Data records for software interfaces
:::

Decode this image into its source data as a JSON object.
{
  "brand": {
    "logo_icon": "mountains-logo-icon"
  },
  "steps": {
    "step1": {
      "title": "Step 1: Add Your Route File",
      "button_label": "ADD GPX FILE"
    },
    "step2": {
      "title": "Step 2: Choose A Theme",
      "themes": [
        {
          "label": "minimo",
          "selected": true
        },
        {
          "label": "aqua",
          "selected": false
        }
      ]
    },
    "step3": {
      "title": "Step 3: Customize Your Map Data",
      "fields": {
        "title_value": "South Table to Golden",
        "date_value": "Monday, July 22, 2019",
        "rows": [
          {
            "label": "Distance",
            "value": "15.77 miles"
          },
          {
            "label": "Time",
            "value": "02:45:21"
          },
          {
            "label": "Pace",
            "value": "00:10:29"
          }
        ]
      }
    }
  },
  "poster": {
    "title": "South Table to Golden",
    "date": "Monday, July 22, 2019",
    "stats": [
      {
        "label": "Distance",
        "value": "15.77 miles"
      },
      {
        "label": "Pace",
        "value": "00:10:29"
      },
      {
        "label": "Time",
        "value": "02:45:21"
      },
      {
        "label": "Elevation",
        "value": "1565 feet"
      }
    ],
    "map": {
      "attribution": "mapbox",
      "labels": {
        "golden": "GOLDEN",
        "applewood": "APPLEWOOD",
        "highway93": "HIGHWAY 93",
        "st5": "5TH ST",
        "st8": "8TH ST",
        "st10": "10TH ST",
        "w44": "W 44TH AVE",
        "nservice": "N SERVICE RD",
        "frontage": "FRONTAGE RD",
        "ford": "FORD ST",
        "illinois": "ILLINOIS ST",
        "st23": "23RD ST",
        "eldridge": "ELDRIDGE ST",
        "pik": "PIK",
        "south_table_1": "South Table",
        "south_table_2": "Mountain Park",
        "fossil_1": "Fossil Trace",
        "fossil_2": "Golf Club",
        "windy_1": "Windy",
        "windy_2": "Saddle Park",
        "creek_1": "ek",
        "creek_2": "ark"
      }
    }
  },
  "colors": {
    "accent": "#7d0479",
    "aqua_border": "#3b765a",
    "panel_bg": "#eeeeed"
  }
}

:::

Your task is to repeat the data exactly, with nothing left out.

Decode this image into its source data as a JSON object.
{
  "brand": {
    "logo_icon": "mountains-logo-icon"
  },
  "steps": {
    "step1": {
      "title": "Step 1: Add Your Route File",
      "button_label": "ADD GPX FILE"
    },
    "step2": {
      "title": "Step 2: Choose A Theme",
      "themes": [
        {
          "label": "minimo",
          "selected": true
        },
        {
          "label": "aqua",
          "selected": false
        }
      ]
    },
    "step3": {
      "title": "Step 3: Customize Your Map Data",
      "fields": {
        "title_value": "South Table to Golden",
        "date_value": "Monday, July 22, 2019",
        "rows": [
          {
            "label": "Distance",
            "value": "15.77 miles"
          },
          {
            "label": "Time",
            "value": "02:45:21"
          },
          {
            "label": "Pace",
            "value": "00:10:29"
          }
        ]
      }
    }
  },
  "poster": {
    "title": "South Table to Golden",
    "date": "Monday, July 22, 2019",
    "stats": [
      {
        "label": "Distance",
        "value": "15.77 miles"
      },
      {
        "label": "Pace",
        "value": "00:10:29"
      },
      {
        "label": "Time",
        "value": "02:45:21"
      },
      {
        "label": "Elevation",
        "value": "1565 feet"
      }
    ],
    "map": {
      "attribution": "mapbox",
      "labels": {
        "golden": "GOLDEN",
        "applewood": "APPLEWOOD",
        "highway93": "HIGHWAY 93",
        "st5": "5TH ST",
        "st8": "8TH ST",
        "st10": "10TH ST",
        "w44": "W 44TH AVE",
        "nservice": "N SERVICE RD",
        "frontage": "FRONTAGE RD",
        "ford": "FORD ST",
        "illinois": "ILLINOIS ST",
        "st23": "23RD ST",
        "eldridge": "ELDRIDGE ST",
        "pik": "PIK",
        "south_table_1": "South Table",
        "south_table_2": "Mountain Park",
        "fossil_1": "Fossil Trace",
        "fossil_2": "Golf Club",
        "windy_1": "Windy",
        "windy_2": "Saddle Park",
        "creek_1": "ek",
        "creek_2": "ark"
      }
    }
  },
  "colors": {
    "accent": "#7d0479",
    "aqua_border": "#3b765a",
    "panel_bg": "#eeeeed"
  }
}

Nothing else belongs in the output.